La Raza calls itself the largest national Hispanic civil rights organization in the United States and has been in the national spotlight on issues such as the presence of Hispanics on network television and through its nationally broadcast ALMA Awards, which honor Latinos in television, film and music. Founded in 1968 in Arizona, La Raza has traditionally been known for efforts to empower the Mexican-American community but has been trying to incorporate Hispanics of other backgrounds into the organization.
Dodd, a Connecticut Democrat who says he is probably the only U.S. senator who speaks fluent Spanish, made his remarks in English with a smattering of Spanish. He said election reforms being worked out in Congress could address problems that arose during the 2000 presidential election in which registered voters were turned away, were not provided adequate language assistance or had ballots discarded because of problems with voting machine technology.
"My hope would be that before this Congress is over that we will reform the election process in this country," he said. "You ought to have the right to vote and your vote ought to count in this country."
Dodd recited statistics that one out of three Hispanic high school students drops out before graduation and that less than half the Hispanics who graduate from high school go on to college.
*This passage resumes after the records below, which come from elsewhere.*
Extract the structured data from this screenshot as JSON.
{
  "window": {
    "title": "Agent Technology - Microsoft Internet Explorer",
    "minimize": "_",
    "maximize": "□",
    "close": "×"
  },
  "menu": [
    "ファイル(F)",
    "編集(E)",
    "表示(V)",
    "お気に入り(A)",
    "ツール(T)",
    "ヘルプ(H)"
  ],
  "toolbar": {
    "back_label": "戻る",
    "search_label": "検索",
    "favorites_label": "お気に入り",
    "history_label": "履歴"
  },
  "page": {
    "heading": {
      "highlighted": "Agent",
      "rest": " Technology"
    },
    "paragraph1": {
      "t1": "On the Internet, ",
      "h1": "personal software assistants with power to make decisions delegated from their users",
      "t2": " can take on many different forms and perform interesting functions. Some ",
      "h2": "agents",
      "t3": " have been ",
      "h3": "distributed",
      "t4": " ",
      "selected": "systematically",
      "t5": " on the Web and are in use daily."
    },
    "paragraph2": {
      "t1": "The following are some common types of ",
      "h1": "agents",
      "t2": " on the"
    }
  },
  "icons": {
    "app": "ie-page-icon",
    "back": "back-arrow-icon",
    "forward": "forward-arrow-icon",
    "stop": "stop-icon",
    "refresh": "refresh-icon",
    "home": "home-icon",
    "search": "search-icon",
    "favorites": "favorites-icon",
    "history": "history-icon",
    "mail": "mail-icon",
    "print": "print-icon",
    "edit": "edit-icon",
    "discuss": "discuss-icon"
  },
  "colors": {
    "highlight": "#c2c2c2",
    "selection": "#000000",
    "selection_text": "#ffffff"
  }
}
Among the changes Dodd proposed is the hiring of more bilingual teachers.
"To be perfectly blunt, Hispanic children are not failing American schools," Dodd said. "American schools are failing Hispanic children."
Dodd also expressed hope that immigration crackdowns since Sept. 11 would not mean the closing down of U.S. borders or an end to efforts to legalize undocumented workers.
Cecilia Muñoz, vice president for La Raza's office of research, advocacy and legislation, said La Raza is "playing a lot of defense" on immigration issues that have cropped up since the terrorist attacks. They have been focusing efforts on driver's license restrictions and attempts by the federal government to get local law enforcement agencies involved in immigration enforcement. They are also participating in a postcard campaign urging legislators to give undocumented workers legal status.
"We're doing everything we can to address these issues," she said.
Legislators will probably take up the legalization issue again, Dodd said, although he does not think it will happen soon. The efforts of legislators to bring about reforms in the issues that affect Latinos are bolstered by the work of the organizations such as La Raza's affiliates, he said.
"I want them to know there are people like me [in Congress] that give a damn about what they're doing," he said.
Republicans Failing On Latino Scorecard
By Judy Holland
August 15, 2002
WASHINGTON - A national coalition of Hispanic leaders and civil rights groups Wednesday released its annual scorecard of House and Senate lawmakers that showed most Democrats doing well and most Republicans faring poorly when their votes were compared with the group's legislative agenda.
The National Hispanic Leadership Agenda represents 35 national Latino groups.
Larry Gonzalez, a director of the National Association of Latino Elected and Appointed Officials, said generally low scores for Republicans and higher ones for Democrats were "indicative of a highly partisan Congress and of a need for the continued education of various members of Congress."
The coalition rated 11 House and 11 Senate votes.
For example, in the House, the coalition gave positive scores for votes:
For a measure that would have allowed Hispanics whose names were not on registration lists at polls to fill out provisional ballots.
Against an education bill giving school districts more flexibility in spending federal dollars. The coalition said it would steer dollars away from programs for at-risk students.
In the Senate, positive scores were given for votes:
For the patients' bill of rights.
Against the nomination of John Ashcroft to be attorney general.